Yet the DMSC has never been involved in attacks outside Libya and in fact mostly limits its activities to Derna, rarely fighting in larger conflicts within Libya, according to Mohamed Eljarh, an Atlantic Council political analyst in Libya.
The group has denied taking part in attacks inside Egypt.
In fact, many suggest the air strikes had been planned in advance to shore up support for Sisi's main Libyan ally, Khalifa Haftar and his self-styled Libyan National Army (LNA), and that the Minya massacre was used as a pretext to launch them.
Forces loyal to Haftar, a military strongman like Sisi, have long been fighting the DMSC, cutting off supply routes to the city and hitting it with occasional air strikes. Despite the LNA's siege, the military situation in Derna has been in stalemate for months.
Egypt has also carried out strikes in Jufra, where the LNA has been fighting Islamists who fled Benghazi as well as forces linked to the U.N.-backed government in Tripoli.
The LNA lost dozens of men there in a surprise attack on an air base earlier in May, but has since consolidated control.
The Minya attack was a catalyst for those inside the Egyptian government and military who are in favour of military intervention in Libya, said Mokhtar Awad, who researches extremism at George Washington University.
"This is Egypt taking action not because of the Minya attack but ... to drive out as many extremists as possible from the east," he said.
'THEY ARE ALL TERRORISTS'
Egypt says it does not target specific groups but that it goes after all militants who could be a threat to its security. A military spokesman told state media on Monday that all the groups targeted have the same ideology as those who carried out the Minya massacre, which is reason enough to bomb them.
"Names are not important for us, they are all terrorists. Those who carried out the Minya operation do not necessarily have to be in these camps but their followers are," an Egyptian intelligence source told Reuters.
Eljarh also said it was likely the air strikes has been planned in advance and that the Minya attack was an opportunity to carry them out, as part of a larger policy towards supporting Haftar, with Egypt bombing groups that constitute the strongest opposition to him.
Egypt sees any militant activity in eastern Libya, which is near its border, as a threat to its national security.

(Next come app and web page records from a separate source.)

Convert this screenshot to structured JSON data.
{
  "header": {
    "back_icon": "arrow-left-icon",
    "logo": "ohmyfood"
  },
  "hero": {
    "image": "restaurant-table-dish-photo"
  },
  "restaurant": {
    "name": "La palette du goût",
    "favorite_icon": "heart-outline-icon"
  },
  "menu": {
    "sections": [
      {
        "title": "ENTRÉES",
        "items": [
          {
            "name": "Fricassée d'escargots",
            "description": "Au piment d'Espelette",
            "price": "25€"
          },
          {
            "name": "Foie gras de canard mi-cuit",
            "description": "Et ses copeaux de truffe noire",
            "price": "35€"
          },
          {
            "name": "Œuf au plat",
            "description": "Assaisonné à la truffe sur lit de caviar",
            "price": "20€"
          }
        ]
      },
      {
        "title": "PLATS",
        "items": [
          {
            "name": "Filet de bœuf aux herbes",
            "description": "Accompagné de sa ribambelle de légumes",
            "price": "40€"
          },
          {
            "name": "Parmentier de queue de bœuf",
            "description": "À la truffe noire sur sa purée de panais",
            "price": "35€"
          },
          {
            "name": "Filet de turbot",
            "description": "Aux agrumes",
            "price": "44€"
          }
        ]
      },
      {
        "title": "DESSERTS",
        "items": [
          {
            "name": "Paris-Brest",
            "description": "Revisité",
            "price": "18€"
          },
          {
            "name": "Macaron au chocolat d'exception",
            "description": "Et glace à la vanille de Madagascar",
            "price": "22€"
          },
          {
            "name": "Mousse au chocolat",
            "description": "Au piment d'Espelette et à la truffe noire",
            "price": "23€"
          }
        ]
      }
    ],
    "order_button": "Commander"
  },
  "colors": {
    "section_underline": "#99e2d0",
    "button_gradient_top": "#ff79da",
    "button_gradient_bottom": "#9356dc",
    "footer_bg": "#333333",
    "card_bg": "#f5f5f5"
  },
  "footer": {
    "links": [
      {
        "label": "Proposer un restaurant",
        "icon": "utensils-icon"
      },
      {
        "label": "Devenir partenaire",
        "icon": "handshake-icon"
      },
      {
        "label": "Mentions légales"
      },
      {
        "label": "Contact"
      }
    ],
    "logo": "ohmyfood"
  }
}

One of the reasons Sisi has supported Haftar since 2014 is to ensure that all Islamists are driven out of eastern Libya.
Sisi is getting more involved now because of improved relations with Washington, Eljarh said. He believes U.S President Donald Trump has given him the green light to fight jihadists in Libya and elsewhere.
When Sisi announced the first round of air strikes on television on Friday, he implored Trump to support him.
Trump, who has made a point of improving relations with Cairo, said his country stood with Sisi and the Egyptian people.
(Additional reporting by Eric Knecht, Amina Ismail and Ahmed Mohamed Hassan in Cairo and Aidan Lewis in Tunis; editing by Andrew Roche)